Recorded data
○ ○ ○ ○

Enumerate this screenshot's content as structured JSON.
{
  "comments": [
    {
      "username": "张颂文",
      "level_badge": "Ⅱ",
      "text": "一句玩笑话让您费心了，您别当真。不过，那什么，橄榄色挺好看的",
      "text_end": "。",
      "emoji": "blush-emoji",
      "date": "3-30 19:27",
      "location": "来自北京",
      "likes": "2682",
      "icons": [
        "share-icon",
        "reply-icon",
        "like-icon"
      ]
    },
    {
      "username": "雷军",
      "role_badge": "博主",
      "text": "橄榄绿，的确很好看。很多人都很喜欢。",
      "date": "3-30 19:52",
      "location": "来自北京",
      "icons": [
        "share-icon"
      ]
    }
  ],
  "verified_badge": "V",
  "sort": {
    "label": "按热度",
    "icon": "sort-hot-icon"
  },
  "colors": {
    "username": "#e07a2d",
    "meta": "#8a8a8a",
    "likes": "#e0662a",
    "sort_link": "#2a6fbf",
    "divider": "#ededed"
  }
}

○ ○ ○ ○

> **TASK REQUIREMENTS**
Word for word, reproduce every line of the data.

> **ANSWER**
Enumerate this screenshot's content as structured JSON.
{
  "comments": [
    {
      "username": "张颂文",
      "level_badge": "Ⅱ",
      "text": "一句玩笑话让您费心了，您别当真。不过，那什么，橄榄色挺好看的",
      "text_end": "。",
      "emoji": "blush-emoji",
      "date": "3-30 19:27",
      "location": "来自北京",
      "likes": "2682",
      "icons": [
        "share-icon",
        "reply-icon",
        "like-icon"
      ]
    },
    {
      "username": "雷军",
      "role_badge": "博主",
      "text": "橄榄绿，的确很好看。很多人都很喜欢。",
      "date": "3-30 19:52",
      "location": "来自北京",
      "icons": [
        "share-icon"
      ]
    }
  ],
  "verified_badge": "V",
  "sort": {
    "label": "按热度",
    "icon": "sort-hot-icon"
  },
  "colors": {
    "username": "#e07a2d",
    "meta": "#8a8a8a",
    "likes": "#e0662a",
    "sort_link": "#2a6fbf",
    "divider": "#ededed"
  }
}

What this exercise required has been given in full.